Today, I’d like to talk about the concept of punch card investing. This was a concept that was popularized by Warren Buffett.
Mr. Buffett described punch card investing in the following way:
I could improve your ultimate financial welfare by giving you a ticket with only twenty slots in it so that you had twenty punches–representing all the investments that you got to make in a lifetime. And once you’d punched through the card, you couldn’t make any more investments at all. Under those rules, you’d really think carefully about what you did and you’d be forced to load up on what you’d really thought about. So you would do so much better.
So, punch card investing is only making 20 investment decisions over the course of a lifetime. The idea behind limiting the number of investment decisions that an investor makes is very rational. Financial markets are extremely competitive and you are not likely to find inefficiencies or mispricings very often. So, on the rare occasions when you do find mispricings or inefficiencies, you need to be ready to act in size. You need to be able to buy up a boatload of these investments. And if you’re only going to buy 20 or so investments over the course of your life, you need to know these investment situations very well and have a strong belief that they are going to substantially outperform over time. (Please note that these 20 punch card investments would be considered active investments.)
These punch card investments need to be like shooting fish in a barrel. On the few occasions when you come across one of these investment opportunities, it needs to be so obvious that it should be purchased, it should be like shooting fish in a barrel. In other words, it should be a no-brainer.
Charlie Munger, Warren Buffett’s partner and Berkshire Hathaway Vice Chairman, had this to say about his success:
I didn’t get to where I am by going after mediocre opportunities.
So let’s take a minute and discuss what kind of investments would fall into these punch card investments. These investments should have a few commonalities. At this point I’ll paraphrase some investment thoughts from Warren Buffett. He says that when you’re investing, you should look for four things:
- The investment should be one that you understand completely. In other words, you should be able to understand what the business does and the economics of the business and the industry.
- The company should have favorable long-term economics. In other words, it should have an economic moat around it that allows it to achieve high returns year after year.
- The company’s management should be able and trustworthy.

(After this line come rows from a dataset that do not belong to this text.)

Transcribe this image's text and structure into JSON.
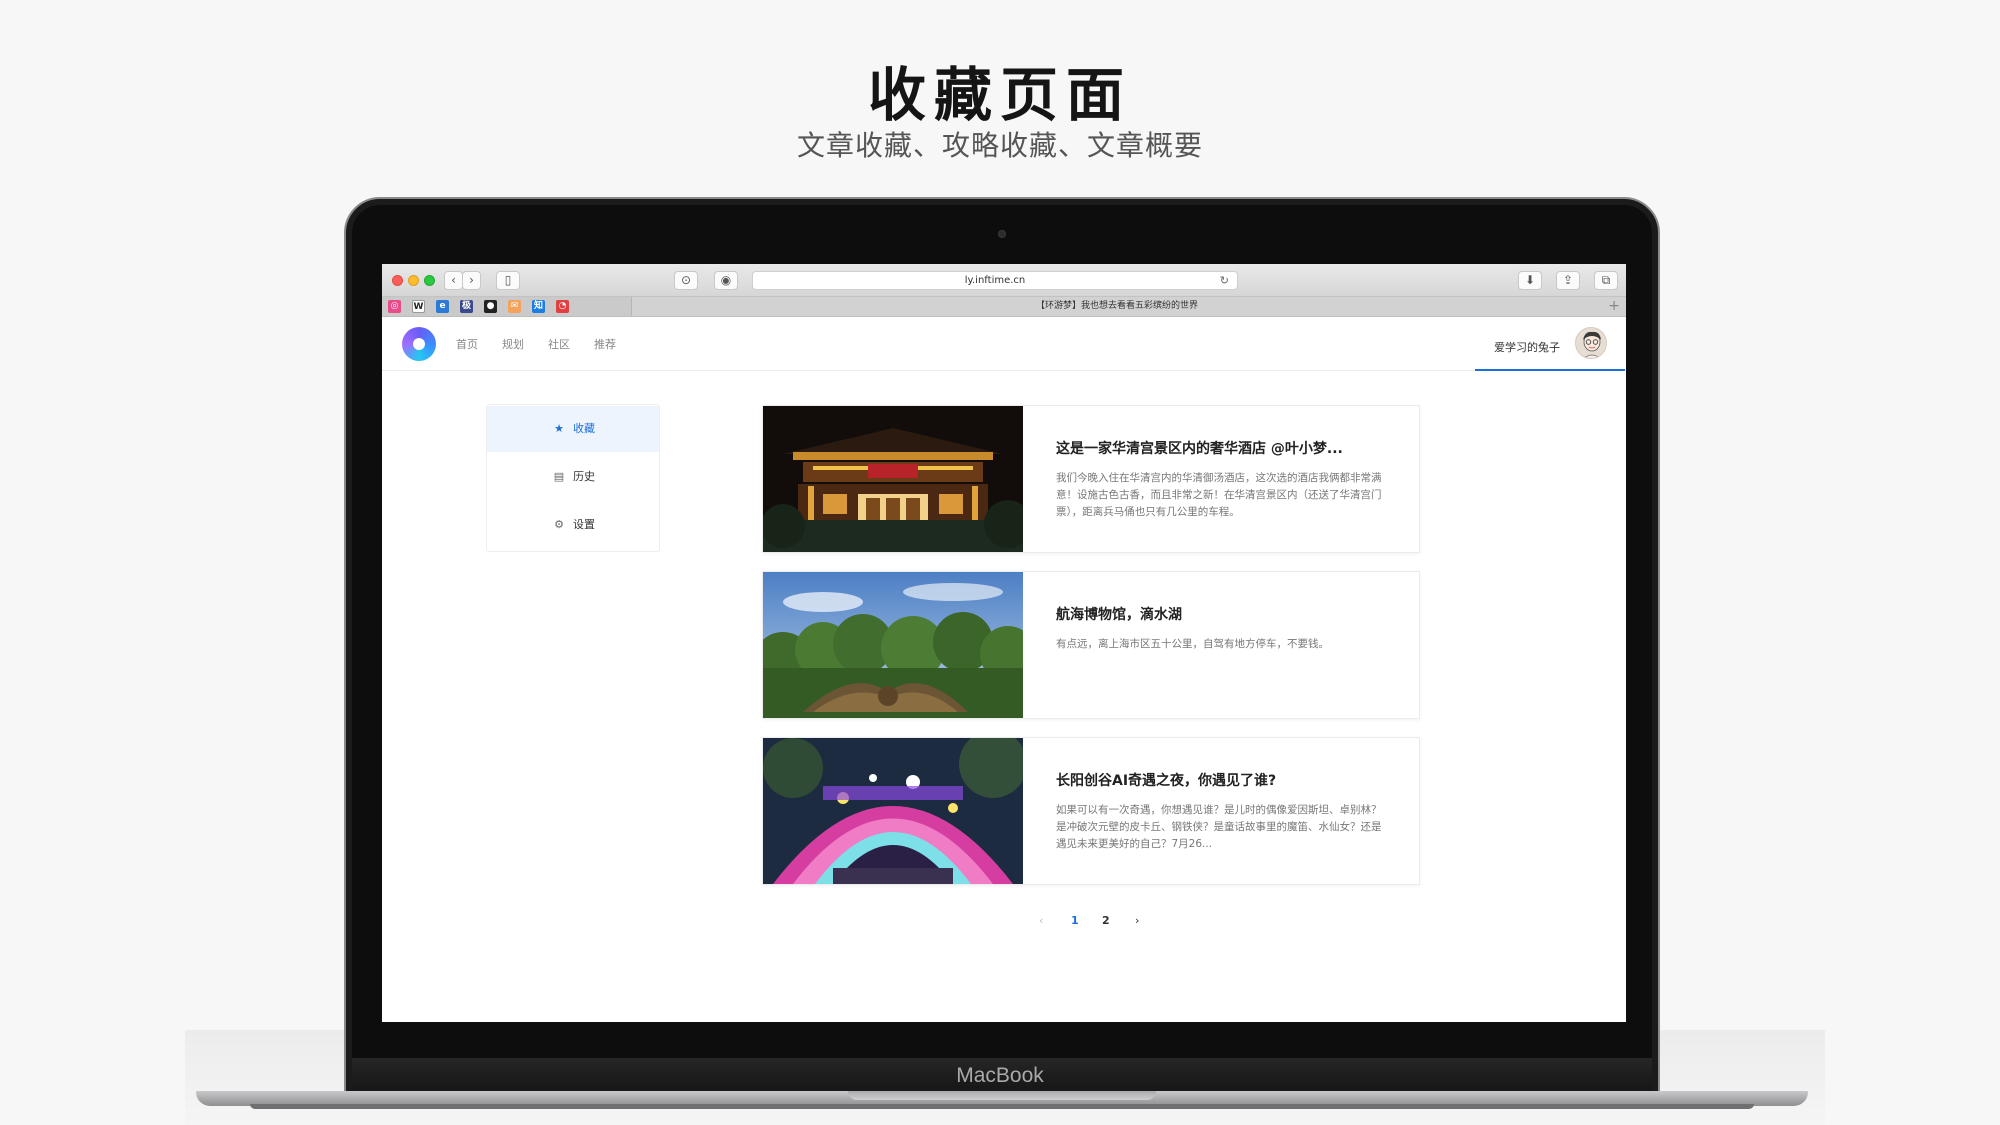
{
  "hero": {
    "title": "收藏页面",
    "subtitle": "文章收藏、攻略收藏、文章概要"
  },
  "laptop": {
    "brand": "MacBook"
  },
  "browser": {
    "url": "ly.inftime.cn",
    "tab_title": "【环游梦】我也想去看看五彩缤纷的世界",
    "favorites": [
      {
        "name": "dribbble-icon",
        "glyph": "◎",
        "color": "#ea4c89"
      },
      {
        "name": "wikipedia-icon",
        "glyph": "W",
        "color": "#ffffff"
      },
      {
        "name": "edge-icon",
        "glyph": "e",
        "color": "#2b7bd6"
      },
      {
        "name": "bookmark-icon",
        "glyph": "极",
        "color": "#3b4a8a"
      },
      {
        "name": "github-icon",
        "glyph": "●",
        "color": "#222222"
      },
      {
        "name": "mail-icon",
        "glyph": "✉",
        "color": "#f3a35b"
      },
      {
        "name": "zhihu-icon",
        "glyph": "知",
        "color": "#1d7de0"
      },
      {
        "name": "search-app-icon",
        "glyph": "◔",
        "color": "#e04040"
      }
    ]
  },
  "header": {
    "nav": [
      "首页",
      "规划",
      "社区",
      "推荐"
    ],
    "user_name": "爱学习的兔子"
  },
  "sidebar": {
    "items": [
      {
        "label": "收藏",
        "icon": "star-icon",
        "glyph": "★",
        "active": true
      },
      {
        "label": "历史",
        "icon": "clipboard-icon",
        "glyph": "▤",
        "active": false
      },
      {
        "label": "设置",
        "icon": "gear-icon",
        "glyph": "⚙",
        "active": false
      }
    ]
  },
  "articles": [
    {
      "title": "这是一家华清宫景区内的奢华酒店 @叶小梦...",
      "desc": "我们今晚入住在华清宫内的华清御汤酒店，这次选的酒店我俩都非常满意！设施古色古香，而且非常之新！在华清宫景区内（还送了华清宫门票），距离兵马俑也只有几公里的车程。"
    },
    {
      "title": "航海博物馆，滴水湖",
      "desc": "有点远，离上海市区五十公里，自驾有地方停车，不要钱。"
    },
    {
      "title": "长阳创谷AI奇遇之夜，你遇见了谁?",
      "desc": "如果可以有一次奇遇，你想遇见谁？是儿时的偶像爱因斯坦、卓别林？是冲破次元壁的皮卡丘、钢铁侠？是童话故事里的魔笛、水仙女？还是遇见未来更美好的自己？7月26..."
    }
  ],
  "pagination": {
    "prev": "‹",
    "pages": [
      "1",
      "2"
    ],
    "current": "1",
    "next": "›"
  },
  "colors": {
    "accent": "#1d6fd8",
    "active_bg": "#eef4fd"
  }
}
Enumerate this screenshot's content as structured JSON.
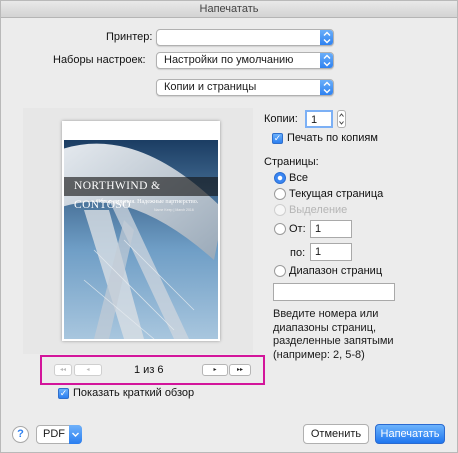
{
  "window": {
    "title": "Напечатать"
  },
  "printer": {
    "label": "Принтер:",
    "value": ""
  },
  "presets": {
    "label": "Наборы настроек:",
    "value": "Настройки по умолчанию"
  },
  "section": {
    "value": "Копии и страницы"
  },
  "preview": {
    "doc_title": "NORTHWIND & CONTOSO",
    "doc_subtitle": "Обзор видения. Надежные партнерство.",
    "doc_small": "Name Keep | March 2016",
    "page_indicator": "1 из 6",
    "nav": {
      "first": "◂◂",
      "prev": "◂",
      "next": "▸",
      "last": "▸▸"
    }
  },
  "show_preview": {
    "label": "Показать краткий обзор",
    "checked": true
  },
  "copies": {
    "label": "Копии:",
    "value": "1"
  },
  "collate": {
    "label": "Печать по копиям",
    "checked": true
  },
  "pages": {
    "label": "Страницы:",
    "options": {
      "all": "Все",
      "current": "Текущая страница",
      "selection": "Выделение",
      "from": "От:",
      "range": "Диапазон страниц"
    },
    "selected": "all",
    "from_value": "1",
    "to_label": "по:",
    "to_value": "1",
    "range_value": "",
    "hint": "Введите номера или диапазоны страниц, разделенные запятыми (например: 2, 5-8)"
  },
  "footer": {
    "help": "?",
    "pdf": "PDF",
    "cancel": "Отменить",
    "print": "Напечатать"
  },
  "colors": {
    "accent": "#2a7ef0",
    "highlight": "#d3159b"
  }
}
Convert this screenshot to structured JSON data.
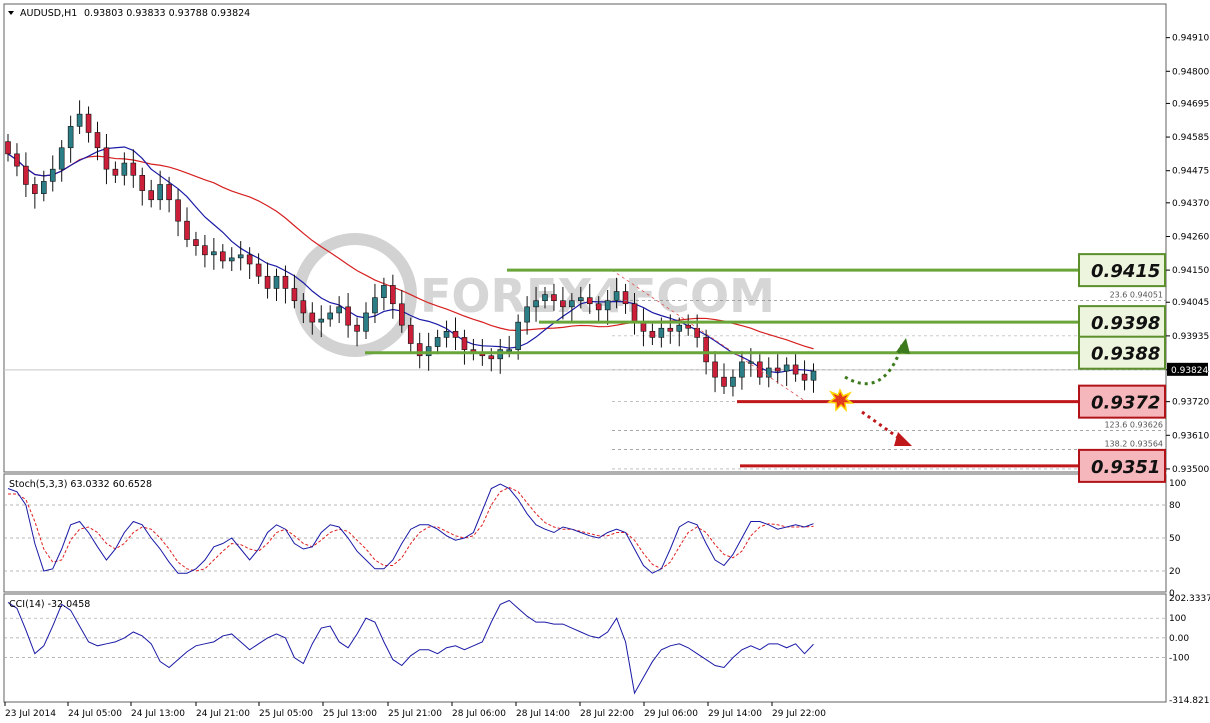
{
  "header": {
    "symbol": "AUDUSD,H1",
    "ohlc": "0.93803 0.93833 0.93788 0.93824"
  },
  "watermark": "FOREX4FCOM",
  "colors": {
    "bull": "#2b7e86",
    "bear": "#cc1f3a",
    "ma_fast": "#1a1aa6",
    "ma_slow": "#d62020",
    "resistance": "#6aa53a",
    "support": "#c0171a",
    "stoch_main": "#1a1aa6",
    "stoch_signal": "#e02020",
    "cci": "#1a1aa6"
  },
  "chart_data": [
    {
      "type": "candlestick",
      "symbol": "AUDUSD",
      "timeframe": "H1",
      "ylim": [
        0.9349,
        0.9502
      ],
      "y_ticks": [
        "0.94910",
        "0.94800",
        "0.94695",
        "0.94585",
        "0.94475",
        "0.94370",
        "0.94260",
        "0.94150",
        "0.94045",
        "0.93935",
        "0.93824",
        "0.93720",
        "0.93610",
        "0.93500"
      ],
      "current_price": "0.93824",
      "x_ticks": [
        "23 Jul 2014",
        "24 Jul 05:00",
        "24 Jul 13:00",
        "24 Jul 21:00",
        "25 Jul 05:00",
        "25 Jul 13:00",
        "25 Jul 21:00",
        "28 Jul 06:00",
        "28 Jul 14:00",
        "28 Jul 22:00",
        "29 Jul 06:00",
        "29 Jul 14:00",
        "29 Jul 22:00"
      ],
      "close_series": [
        0.9453,
        0.9449,
        0.9443,
        0.944,
        0.9444,
        0.9448,
        0.9455,
        0.9462,
        0.9466,
        0.946,
        0.9455,
        0.9448,
        0.9446,
        0.945,
        0.9446,
        0.9441,
        0.9438,
        0.9443,
        0.9438,
        0.9431,
        0.9425,
        0.9423,
        0.942,
        0.9421,
        0.9418,
        0.9419,
        0.942,
        0.9417,
        0.9413,
        0.9409,
        0.9413,
        0.9409,
        0.9405,
        0.9401,
        0.9398,
        0.9399,
        0.9401,
        0.9403,
        0.9397,
        0.9395,
        0.9401,
        0.9406,
        0.941,
        0.9404,
        0.9397,
        0.9391,
        0.9387,
        0.939,
        0.9393,
        0.9395,
        0.9393,
        0.9389,
        0.9388,
        0.9387,
        0.9386,
        0.9389,
        0.9389,
        0.9398,
        0.9403,
        0.9405,
        0.9407,
        0.9405,
        0.9403,
        0.9405,
        0.9406,
        0.9404,
        0.9402,
        0.9405,
        0.9408,
        0.9404,
        0.9398,
        0.9395,
        0.9393,
        0.9396,
        0.9395,
        0.9397,
        0.9396,
        0.9393,
        0.9385,
        0.938,
        0.9377,
        0.938,
        0.9385,
        0.9385,
        0.938,
        0.9383,
        0.9382,
        0.9384,
        0.9381,
        0.9379,
        0.9382
      ],
      "levels": [
        {
          "label": "0.9415",
          "kind": "resistance",
          "value": 0.9415
        },
        {
          "label": "0.9398",
          "kind": "resistance",
          "value": 0.9398
        },
        {
          "label": "0.9388",
          "kind": "resistance",
          "value": 0.9388
        },
        {
          "label": "0.9372",
          "kind": "support",
          "value": 0.9372
        },
        {
          "label": "0.9351",
          "kind": "support",
          "value": 0.9351
        }
      ],
      "fibonacci": [
        {
          "label": "23.6 0.94051",
          "value": 0.94051
        },
        {
          "label": "123.6 0.93626",
          "value": 0.93626
        },
        {
          "label": "138.2 0.93564",
          "value": 0.93564
        }
      ]
    },
    {
      "type": "line",
      "name": "Stoch(5,3,3) 63.0332 60.6528",
      "ylim": [
        0,
        100
      ],
      "y_ticks": [
        "100",
        "80",
        "50",
        "20",
        "0"
      ],
      "main": [
        95,
        92,
        80,
        45,
        20,
        22,
        40,
        62,
        65,
        55,
        42,
        30,
        40,
        55,
        65,
        62,
        50,
        40,
        28,
        18,
        18,
        22,
        30,
        42,
        45,
        50,
        40,
        30,
        40,
        55,
        62,
        58,
        45,
        40,
        42,
        55,
        62,
        60,
        50,
        38,
        30,
        22,
        22,
        30,
        45,
        58,
        62,
        62,
        58,
        52,
        48,
        50,
        55,
        75,
        95,
        99,
        95,
        85,
        72,
        62,
        58,
        55,
        60,
        58,
        55,
        52,
        50,
        55,
        58,
        55,
        40,
        25,
        18,
        22,
        40,
        60,
        65,
        62,
        45,
        30,
        25,
        35,
        50,
        65,
        65,
        62,
        58,
        60,
        62,
        60,
        63
      ],
      "signal": [
        90,
        90,
        85,
        65,
        40,
        28,
        30,
        48,
        58,
        60,
        55,
        45,
        40,
        45,
        55,
        60,
        58,
        50,
        40,
        28,
        22,
        20,
        22,
        30,
        38,
        45,
        44,
        40,
        38,
        45,
        55,
        58,
        52,
        45,
        42,
        48,
        55,
        58,
        56,
        48,
        40,
        30,
        25,
        25,
        32,
        45,
        55,
        60,
        60,
        56,
        52,
        50,
        52,
        62,
        80,
        92,
        96,
        92,
        82,
        72,
        64,
        60,
        58,
        58,
        56,
        54,
        52,
        52,
        55,
        55,
        48,
        36,
        26,
        22,
        28,
        42,
        55,
        60,
        55,
        44,
        35,
        32,
        38,
        52,
        60,
        63,
        62,
        60,
        60,
        60,
        60.65
      ]
    },
    {
      "type": "line",
      "name": "CCI(14) -32.0458",
      "ylim": [
        -314.8211,
        202.3337
      ],
      "y_ticks": [
        "202.3337",
        "100",
        "0.00",
        "-100",
        "-314.8211"
      ],
      "values": [
        180,
        150,
        40,
        -80,
        -40,
        60,
        170,
        140,
        60,
        -20,
        -40,
        -30,
        -20,
        0,
        30,
        10,
        -30,
        -120,
        -150,
        -110,
        -70,
        -40,
        -30,
        -20,
        10,
        20,
        -20,
        -60,
        -30,
        0,
        20,
        0,
        -100,
        -130,
        -30,
        50,
        60,
        -20,
        -50,
        20,
        100,
        80,
        -20,
        -110,
        -140,
        -90,
        -60,
        -60,
        -80,
        -50,
        -40,
        -60,
        -40,
        -20,
        80,
        170,
        190,
        150,
        110,
        80,
        80,
        70,
        70,
        50,
        30,
        10,
        0,
        30,
        100,
        -20,
        -280,
        -200,
        -120,
        -60,
        -40,
        -30,
        -50,
        -80,
        -110,
        -140,
        -150,
        -100,
        -60,
        -40,
        -60,
        -30,
        -30,
        -50,
        -30,
        -80,
        -32.0458
      ]
    }
  ]
}
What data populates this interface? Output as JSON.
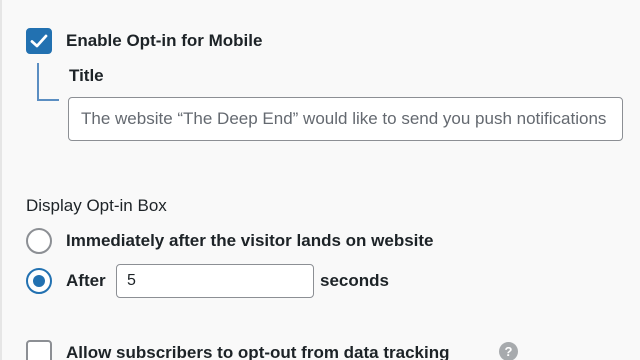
{
  "mobile_optin": {
    "checked": true,
    "label": "Enable Opt-in for Mobile"
  },
  "title_field": {
    "label": "Title",
    "placeholder": "The website “The Deep End” would like to send you push notifications"
  },
  "display_optin": {
    "heading": "Display Opt-in Box",
    "options": [
      {
        "label": "Immediately after the visitor lands on website",
        "selected": false
      },
      {
        "label": "After",
        "selected": true
      }
    ],
    "seconds_value": "5",
    "seconds_suffix": "seconds"
  },
  "data_tracking": {
    "checked": false,
    "label": "Allow subscribers to opt-out from data tracking",
    "help_icon": "question-circle-icon",
    "help_glyph": "?"
  },
  "colors": {
    "accent": "#2271b1",
    "border": "#8c8f94",
    "background": "#f9f9f9"
  }
}
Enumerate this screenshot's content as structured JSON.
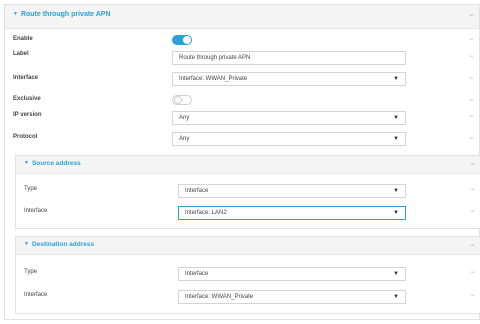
{
  "panel": {
    "title": "Route through private APN",
    "more": "···"
  },
  "fields": {
    "enable": {
      "label": "Enable",
      "value": "on"
    },
    "label": {
      "label": "Label",
      "value": "Route through private APN"
    },
    "interface": {
      "label": "Interface",
      "value": "Interface: WWAN_Private"
    },
    "exclusive": {
      "label": "Exclusive",
      "value": "off"
    },
    "ip_version": {
      "label": "IP version",
      "value": "Any"
    },
    "protocol": {
      "label": "Protocol",
      "value": "Any"
    }
  },
  "source": {
    "title": "Source address",
    "type": {
      "label": "Type",
      "value": "Interface"
    },
    "interface": {
      "label": "Interface",
      "value": "Interface: LAN2"
    }
  },
  "destination": {
    "title": "Destination address",
    "type": {
      "label": "Type",
      "value": "Interface"
    },
    "interface": {
      "label": "Interface",
      "value": "Interface: WWAN_Private"
    }
  },
  "icons": {
    "collapse": "triangle-down-icon",
    "dropdown": "chevron-down-icon",
    "more": "more-icon"
  },
  "colors": {
    "accent": "#2aa0d8"
  }
}
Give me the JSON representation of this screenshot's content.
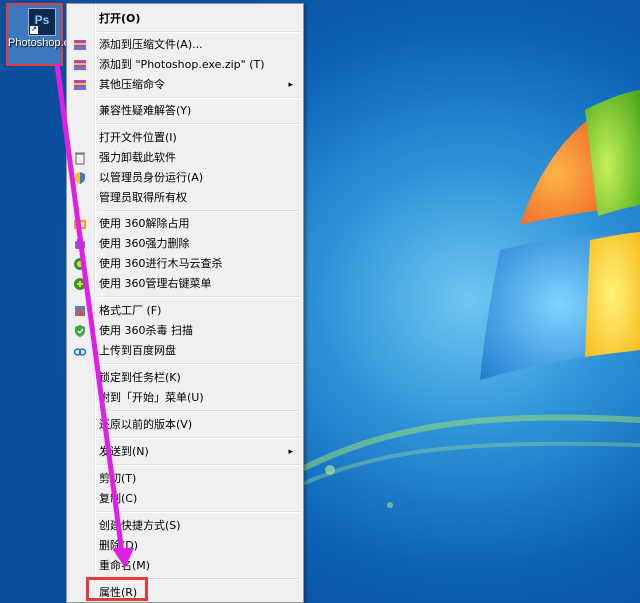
{
  "desktop_icon": {
    "label": "Photoshop.exe"
  },
  "context_menu": {
    "items": [
      {
        "label": "打开(O)",
        "icon": ""
      },
      {
        "label": "添加到压缩文件(A)...",
        "icon": "winrar-icon"
      },
      {
        "label": "添加到 \"Photoshop.exe.zip\" (T)",
        "icon": "winrar-icon"
      },
      {
        "label": "其他压缩命令",
        "icon": "winrar-icon",
        "submenu": "▸"
      },
      {
        "label": "兼容性疑难解答(Y)",
        "icon": ""
      },
      {
        "label": "打开文件位置(I)",
        "icon": ""
      },
      {
        "label": "强力卸载此软件",
        "icon": "trash-icon"
      },
      {
        "label": "以管理员身份运行(A)",
        "icon": "uac-shield-icon"
      },
      {
        "label": "管理员取得所有权",
        "icon": ""
      },
      {
        "label": "使用 360解除占用",
        "icon": "360-unlock-icon"
      },
      {
        "label": "使用 360强力删除",
        "icon": "360-delete-icon"
      },
      {
        "label": "使用 360进行木马云查杀",
        "icon": "360-scan-icon"
      },
      {
        "label": "使用 360管理右键菜单",
        "icon": "360-menu-icon"
      },
      {
        "label": "格式工厂 (F)",
        "icon": "format-factory-icon"
      },
      {
        "label": "使用 360杀毒 扫描",
        "icon": "360-antivirus-icon"
      },
      {
        "label": "上传到百度网盘",
        "icon": "baidu-netdisk-icon"
      },
      {
        "label": "锁定到任务栏(K)",
        "icon": ""
      },
      {
        "label": "附到「开始」菜单(U)",
        "icon": ""
      },
      {
        "label": "还原以前的版本(V)",
        "icon": ""
      },
      {
        "label": "发送到(N)",
        "icon": "",
        "submenu": "▸"
      },
      {
        "label": "剪切(T)",
        "icon": ""
      },
      {
        "label": "复制(C)",
        "icon": ""
      },
      {
        "label": "创建快捷方式(S)",
        "icon": ""
      },
      {
        "label": "删除(D)",
        "icon": ""
      },
      {
        "label": "重命名(M)",
        "icon": ""
      },
      {
        "label": "属性(R)",
        "icon": ""
      }
    ]
  },
  "colors": {
    "highlight_box": "#e43a3a",
    "arrow": "#e11ee8",
    "menu_bg": "#f0f0f0"
  }
}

Stated a little differently, management should be good at their jobs and honest. (I can’t emphasize this one enough . You may think that you have a great business on your hands, but if people at the helm are steering the ship the wrong way, it may all end in disaster.)
- The investment should be one that you can purchase at a reasonable price (or, if you’re lucky, at an unreasonably low price). In other words, investments should be purchased at reasonable/attractive valuations.
The second part of punch card investing is just as important. It’s the level of thought that needs to go into these 20 or so investments that you make over your lifetime. The idea here is that if you’re only investing in 20 or so different situations over the course of your life, you will spend a lot of time thinking about these situations and understanding them completely — inside and out. This is extremely important because after you invest in a situation, you need to have the fortitude to stick out any price declines that may come your way. When these price declines hit, you’ll need to be sure that what you’re investing in has way more value than the current price. This will give you the certainty, fortitude, and patience to wait out any price declines and eventually realize a gain on your investment (assuming that your original thesis and research is correct).
Punch card investing is not exciting or flashy. It requires diligence, patience and the right temperament. However, this method of investing, if practiced judiciously, can lead to extraordinary investment results.